● **EXTRACTED INFORMATION**:
* * *

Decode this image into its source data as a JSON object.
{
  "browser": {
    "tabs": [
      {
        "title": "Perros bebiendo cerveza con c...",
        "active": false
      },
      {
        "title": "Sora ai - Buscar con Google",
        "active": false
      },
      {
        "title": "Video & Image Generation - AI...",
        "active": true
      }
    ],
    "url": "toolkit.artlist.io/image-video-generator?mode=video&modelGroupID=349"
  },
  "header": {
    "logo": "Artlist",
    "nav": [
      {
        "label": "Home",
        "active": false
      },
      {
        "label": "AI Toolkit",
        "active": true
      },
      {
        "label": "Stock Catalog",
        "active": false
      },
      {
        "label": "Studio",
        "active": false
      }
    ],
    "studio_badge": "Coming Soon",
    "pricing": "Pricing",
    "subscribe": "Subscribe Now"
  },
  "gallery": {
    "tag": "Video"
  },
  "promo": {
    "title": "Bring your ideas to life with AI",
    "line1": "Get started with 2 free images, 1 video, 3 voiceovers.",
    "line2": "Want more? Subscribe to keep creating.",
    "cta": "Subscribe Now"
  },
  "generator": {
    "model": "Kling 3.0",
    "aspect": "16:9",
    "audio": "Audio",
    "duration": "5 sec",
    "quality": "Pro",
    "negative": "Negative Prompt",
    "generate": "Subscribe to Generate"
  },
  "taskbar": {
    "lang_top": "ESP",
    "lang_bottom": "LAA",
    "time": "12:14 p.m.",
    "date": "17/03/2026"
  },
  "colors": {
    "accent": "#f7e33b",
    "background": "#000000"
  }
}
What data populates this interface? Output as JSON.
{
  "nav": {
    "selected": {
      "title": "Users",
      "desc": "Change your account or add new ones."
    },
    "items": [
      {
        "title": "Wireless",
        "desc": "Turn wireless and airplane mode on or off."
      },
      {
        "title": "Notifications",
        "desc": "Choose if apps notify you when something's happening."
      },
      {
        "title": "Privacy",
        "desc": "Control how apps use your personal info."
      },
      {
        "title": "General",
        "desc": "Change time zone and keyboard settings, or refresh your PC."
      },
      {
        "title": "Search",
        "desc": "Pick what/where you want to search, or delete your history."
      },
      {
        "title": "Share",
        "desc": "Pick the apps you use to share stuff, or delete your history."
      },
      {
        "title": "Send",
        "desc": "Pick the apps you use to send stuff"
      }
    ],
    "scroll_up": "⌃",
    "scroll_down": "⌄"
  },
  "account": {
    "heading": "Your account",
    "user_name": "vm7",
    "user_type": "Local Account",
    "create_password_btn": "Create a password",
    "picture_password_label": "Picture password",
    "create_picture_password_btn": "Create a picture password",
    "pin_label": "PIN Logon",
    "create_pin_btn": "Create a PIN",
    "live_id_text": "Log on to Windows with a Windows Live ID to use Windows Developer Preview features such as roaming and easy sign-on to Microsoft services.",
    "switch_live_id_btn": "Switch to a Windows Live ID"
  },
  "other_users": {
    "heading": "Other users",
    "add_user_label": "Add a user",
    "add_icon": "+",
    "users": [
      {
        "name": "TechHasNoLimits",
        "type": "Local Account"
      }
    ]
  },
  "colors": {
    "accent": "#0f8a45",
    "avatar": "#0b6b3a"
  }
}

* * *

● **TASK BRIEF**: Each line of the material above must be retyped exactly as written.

● **TASK OUTPUT**:
Decode this image into its source data as a JSON object.
{
  "browser": {
    "tabs": [
      {
        "title": "Perros bebiendo cerveza con c...",
        "active": false
      },
      {
        "title": "Sora ai - Buscar con Google",
        "active": false
      },
      {
        "title": "Video & Image Generation - AI...",
        "active": true
      }
    ],
    "url": "toolkit.artlist.io/image-video-generator?mode=video&modelGroupID=349"
  },
  "header": {
    "logo": "Artlist",
    "nav": [
      {
        "label": "Home",
        "active": false
      },
      {
        "label": "AI Toolkit",
        "active": true
      },
      {
        "label": "Stock Catalog",
        "active": false
      },
      {
        "label": "Studio",
        "active": false
      }
    ],
    "studio_badge": "Coming Soon",
    "pricing": "Pricing",
    "subscribe": "Subscribe Now"
  },
  "gallery": {
    "tag": "Video"
  },
  "promo": {
    "title": "Bring your ideas to life with AI",
    "line1": "Get started with 2 free images, 1 video, 3 voiceovers.",
    "line2": "Want more? Subscribe to keep creating.",
    "cta": "Subscribe Now"
  },
  "generator": {
    "model": "Kling 3.0",
    "aspect": "16:9",
    "audio": "Audio",
    "duration": "5 sec",
    "quality": "Pro",
    "negative": "Negative Prompt",
    "generate": "Subscribe to Generate"
  },
  "taskbar": {
    "lang_top": "ESP",
    "lang_bottom": "LAA",
    "time": "12:14 p.m.",
    "date": "17/03/2026"
  },
  "colors": {
    "accent": "#f7e33b",
    "background": "#000000"
  }
}
What data populates this interface? Output as JSON.
{
  "nav": {
    "selected": {
      "title": "Users",
      "desc": "Change your account or add new ones."
    },
    "items": [
      {
        "title": "Wireless",
        "desc": "Turn wireless and airplane mode on or off."
      },
      {
        "title": "Notifications",
        "desc": "Choose if apps notify you when something's happening."
      },
      {
        "title": "Privacy",
        "desc": "Control how apps use your personal info."
      },
      {
        "title": "General",
        "desc": "Change time zone and keyboard settings, or refresh your PC."
      },
      {
        "title": "Search",
        "desc": "Pick what/where you want to search, or delete your history."
      },
      {
        "title": "Share",
        "desc": "Pick the apps you use to share stuff, or delete your history."
      },
      {
        "title": "Send",
        "desc": "Pick the apps you use to send stuff"
      }
    ],
    "scroll_up": "⌃",
    "scroll_down": "⌄"
  },
  "account": {
    "heading": "Your account",
    "user_name": "vm7",
    "user_type": "Local Account",
    "create_password_btn": "Create a password",
    "picture_password_label": "Picture password",
    "create_picture_password_btn": "Create a picture password",
    "pin_label": "PIN Logon",
    "create_pin_btn": "Create a PIN",
    "live_id_text": "Log on to Windows with a Windows Live ID to use Windows Developer Preview features such as roaming and easy sign-on to Microsoft services.",
    "switch_live_id_btn": "Switch to a Windows Live ID"
  },
  "other_users": {
    "heading": "Other users",
    "add_user_label": "Add a user",
    "add_icon": "+",
    "users": [
      {
        "name": "TechHasNoLimits",
        "type": "Local Account"
      }
    ]
  },
  "colors": {
    "accent": "#0f8a45",
    "avatar": "#0b6b3a"
  }
}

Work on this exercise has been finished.